*TASK TO COMPLETE:* When you reach the line containing "Enumerate this screenshot's", repeat it and every line after it exactly, stopping only at the end of the listing.

--------------------

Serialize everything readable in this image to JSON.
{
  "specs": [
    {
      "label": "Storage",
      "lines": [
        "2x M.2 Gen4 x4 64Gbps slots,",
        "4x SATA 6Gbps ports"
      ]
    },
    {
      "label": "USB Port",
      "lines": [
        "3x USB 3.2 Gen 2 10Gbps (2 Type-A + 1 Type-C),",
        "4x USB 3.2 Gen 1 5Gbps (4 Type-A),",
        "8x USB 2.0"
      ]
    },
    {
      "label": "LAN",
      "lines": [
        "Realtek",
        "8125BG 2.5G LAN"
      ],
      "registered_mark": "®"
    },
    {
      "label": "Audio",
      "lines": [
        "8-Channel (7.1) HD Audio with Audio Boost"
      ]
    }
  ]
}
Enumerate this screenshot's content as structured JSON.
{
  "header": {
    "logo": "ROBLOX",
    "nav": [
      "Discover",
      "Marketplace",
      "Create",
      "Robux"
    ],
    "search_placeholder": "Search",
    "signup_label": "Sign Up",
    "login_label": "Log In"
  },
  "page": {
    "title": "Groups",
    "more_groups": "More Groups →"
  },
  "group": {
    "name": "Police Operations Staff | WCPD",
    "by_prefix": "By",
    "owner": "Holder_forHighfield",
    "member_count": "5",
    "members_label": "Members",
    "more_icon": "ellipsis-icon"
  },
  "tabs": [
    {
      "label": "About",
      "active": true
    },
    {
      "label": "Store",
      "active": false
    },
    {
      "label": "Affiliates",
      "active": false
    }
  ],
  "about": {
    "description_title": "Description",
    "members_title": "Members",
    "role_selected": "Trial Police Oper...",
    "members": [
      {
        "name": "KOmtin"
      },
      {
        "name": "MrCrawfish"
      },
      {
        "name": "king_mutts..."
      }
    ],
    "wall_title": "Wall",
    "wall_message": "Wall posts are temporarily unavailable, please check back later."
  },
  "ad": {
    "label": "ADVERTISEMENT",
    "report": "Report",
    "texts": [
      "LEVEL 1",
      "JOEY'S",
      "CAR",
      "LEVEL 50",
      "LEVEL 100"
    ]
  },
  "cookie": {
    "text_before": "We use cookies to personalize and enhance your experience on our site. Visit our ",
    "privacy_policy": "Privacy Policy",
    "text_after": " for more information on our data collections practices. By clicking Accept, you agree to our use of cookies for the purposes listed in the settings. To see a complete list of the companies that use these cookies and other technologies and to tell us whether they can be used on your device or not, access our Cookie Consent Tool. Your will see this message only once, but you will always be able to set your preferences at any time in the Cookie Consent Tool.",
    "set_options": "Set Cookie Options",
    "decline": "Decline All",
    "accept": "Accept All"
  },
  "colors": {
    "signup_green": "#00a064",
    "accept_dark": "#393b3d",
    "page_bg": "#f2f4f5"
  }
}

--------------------

*YOUR SOLUTION:*
Enumerate this screenshot's content as structured JSON.
{
  "header": {
    "logo": "ROBLOX",
    "nav": [
      "Discover",
      "Marketplace",
      "Create",
      "Robux"
    ],
    "search_placeholder": "Search",
    "signup_label": "Sign Up",
    "login_label": "Log In"
  },
  "page": {
    "title": "Groups",
    "more_groups": "More Groups →"
  },
  "group": {
    "name": "Police Operations Staff | WCPD",
    "by_prefix": "By",
    "owner": "Holder_forHighfield",
    "member_count": "5",
    "members_label": "Members",
    "more_icon": "ellipsis-icon"
  },
  "tabs": [
    {
      "label": "About",
      "active": true
    },
    {
      "label": "Store",
      "active": false
    },
    {
      "label": "Affiliates",
      "active": false
    }
  ],
  "about": {
    "description_title": "Description",
    "members_title": "Members",
    "role_selected": "Trial Police Oper...",
    "members": [
      {
        "name": "KOmtin"
      },
      {
        "name": "MrCrawfish"
      },
      {
        "name": "king_mutts..."
      }
    ],
    "wall_title": "Wall",
    "wall_message": "Wall posts are temporarily unavailable, please check back later."
  },
  "ad": {
    "label": "ADVERTISEMENT",
    "report": "Report",
    "texts": [
      "LEVEL 1",
      "JOEY'S",
      "CAR",
      "LEVEL 50",
      "LEVEL 100"
    ]
  },
  "cookie": {
    "text_before": "We use cookies to personalize and enhance your experience on our site. Visit our ",
    "privacy_policy": "Privacy Policy",
    "text_after": " for more information on our data collections practices. By clicking Accept, you agree to our use of cookies for the purposes listed in the settings. To see a complete list of the companies that use these cookies and other technologies and to tell us whether they can be used on your device or not, access our Cookie Consent Tool. Your will see this message only once, but you will always be able to set your preferences at any time in the Cookie Consent Tool.",
    "set_options": "Set Cookie Options",
    "decline": "Decline All",
    "accept": "Accept All"
  },
  "colors": {
    "signup_green": "#00a064",
    "accept_dark": "#393b3d",
    "page_bg": "#f2f4f5"
  }
}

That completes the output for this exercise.